***** Source data

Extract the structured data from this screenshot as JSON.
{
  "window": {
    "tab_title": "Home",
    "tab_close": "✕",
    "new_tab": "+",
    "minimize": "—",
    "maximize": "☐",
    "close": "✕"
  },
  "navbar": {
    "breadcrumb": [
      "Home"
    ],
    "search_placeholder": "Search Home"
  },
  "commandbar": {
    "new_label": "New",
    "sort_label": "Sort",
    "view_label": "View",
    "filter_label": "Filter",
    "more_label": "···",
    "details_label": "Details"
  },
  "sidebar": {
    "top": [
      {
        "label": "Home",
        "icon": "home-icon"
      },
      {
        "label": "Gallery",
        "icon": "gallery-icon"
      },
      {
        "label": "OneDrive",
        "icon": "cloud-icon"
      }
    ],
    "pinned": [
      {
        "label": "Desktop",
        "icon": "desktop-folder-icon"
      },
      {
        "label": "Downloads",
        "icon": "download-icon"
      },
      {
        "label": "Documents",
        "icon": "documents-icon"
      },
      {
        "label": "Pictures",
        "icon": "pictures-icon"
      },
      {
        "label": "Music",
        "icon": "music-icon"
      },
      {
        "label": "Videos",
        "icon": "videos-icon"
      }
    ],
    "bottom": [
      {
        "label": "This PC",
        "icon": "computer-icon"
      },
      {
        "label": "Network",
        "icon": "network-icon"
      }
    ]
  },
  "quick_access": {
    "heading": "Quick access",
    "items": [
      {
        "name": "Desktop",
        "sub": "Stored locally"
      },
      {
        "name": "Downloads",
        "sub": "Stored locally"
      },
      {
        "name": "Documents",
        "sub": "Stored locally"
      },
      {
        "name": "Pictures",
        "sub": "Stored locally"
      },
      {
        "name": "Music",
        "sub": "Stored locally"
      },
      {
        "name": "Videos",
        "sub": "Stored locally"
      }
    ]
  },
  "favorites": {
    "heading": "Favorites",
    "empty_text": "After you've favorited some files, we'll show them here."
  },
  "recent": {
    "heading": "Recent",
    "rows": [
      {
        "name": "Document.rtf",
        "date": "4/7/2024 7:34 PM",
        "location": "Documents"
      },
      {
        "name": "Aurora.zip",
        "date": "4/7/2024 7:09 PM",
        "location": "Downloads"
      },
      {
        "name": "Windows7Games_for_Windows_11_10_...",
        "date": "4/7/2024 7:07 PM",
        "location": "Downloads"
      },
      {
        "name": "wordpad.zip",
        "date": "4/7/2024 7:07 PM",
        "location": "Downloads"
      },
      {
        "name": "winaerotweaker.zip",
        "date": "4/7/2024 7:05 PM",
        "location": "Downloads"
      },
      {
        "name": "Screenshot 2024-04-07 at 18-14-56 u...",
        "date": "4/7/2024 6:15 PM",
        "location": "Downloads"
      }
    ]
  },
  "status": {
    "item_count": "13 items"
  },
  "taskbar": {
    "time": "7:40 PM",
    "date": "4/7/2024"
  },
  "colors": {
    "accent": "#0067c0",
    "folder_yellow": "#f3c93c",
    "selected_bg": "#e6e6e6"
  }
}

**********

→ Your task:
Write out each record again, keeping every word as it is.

→ Reply:
Extract the structured data from this screenshot as JSON.
{
  "window": {
    "tab_title": "Home",
    "tab_close": "✕",
    "new_tab": "+",
    "minimize": "—",
    "maximize": "☐",
    "close": "✕"
  },
  "navbar": {
    "breadcrumb": [
      "Home"
    ],
    "search_placeholder": "Search Home"
  },
  "commandbar": {
    "new_label": "New",
    "sort_label": "Sort",
    "view_label": "View",
    "filter_label": "Filter",
    "more_label": "···",
    "details_label": "Details"
  },
  "sidebar": {
    "top": [
      {
        "label": "Home",
        "icon": "home-icon"
      },
      {
        "label": "Gallery",
        "icon": "gallery-icon"
      },
      {
        "label": "OneDrive",
        "icon": "cloud-icon"
      }
    ],
    "pinned": [
      {
        "label": "Desktop",
        "icon": "desktop-folder-icon"
      },
      {
        "label": "Downloads",
        "icon": "download-icon"
      },
      {
        "label": "Documents",
        "icon": "documents-icon"
      },
      {
        "label": "Pictures",
        "icon": "pictures-icon"
      },
      {
        "label": "Music",
        "icon": "music-icon"
      },
      {
        "label": "Videos",
        "icon": "videos-icon"
      }
    ],
    "bottom": [
      {
        "label": "This PC",
        "icon": "computer-icon"
      },
      {
        "label": "Network",
        "icon": "network-icon"
      }
    ]
  },
  "quick_access": {
    "heading": "Quick access",
    "items": [
      {
        "name": "Desktop",
        "sub": "Stored locally"
      },
      {
        "name": "Downloads",
        "sub": "Stored locally"
      },
      {
        "name": "Documents",
        "sub": "Stored locally"
      },
      {
        "name": "Pictures",
        "sub": "Stored locally"
      },
      {
        "name": "Music",
        "sub": "Stored locally"
      },
      {
        "name": "Videos",
        "sub": "Stored locally"
      }
    ]
  },
  "favorites": {
    "heading": "Favorites",
    "empty_text": "After you've favorited some files, we'll show them here."
  },
  "recent": {
    "heading": "Recent",
    "rows": [
      {
        "name": "Document.rtf",
        "date": "4/7/2024 7:34 PM",
        "location": "Documents"
      },
      {
        "name": "Aurora.zip",
        "date": "4/7/2024 7:09 PM",
        "location": "Downloads"
      },
      {
        "name": "Windows7Games_for_Windows_11_10_...",
        "date": "4/7/2024 7:07 PM",
        "location": "Downloads"
      },
      {
        "name": "wordpad.zip",
        "date": "4/7/2024 7:07 PM",
        "location": "Downloads"
      },
      {
        "name": "winaerotweaker.zip",
        "date": "4/7/2024 7:05 PM",
        "location": "Downloads"
      },
      {
        "name": "Screenshot 2024-04-07 at 18-14-56 u...",
        "date": "4/7/2024 6:15 PM",
        "location": "Downloads"
      }
    ]
  },
  "status": {
    "item_count": "13 items"
  },
  "taskbar": {
    "time": "7:40 PM",
    "date": "4/7/2024"
  },
  "colors": {
    "accent": "#0067c0",
    "folder_yellow": "#f3c93c",
    "selected_bg": "#e6e6e6"
  }
}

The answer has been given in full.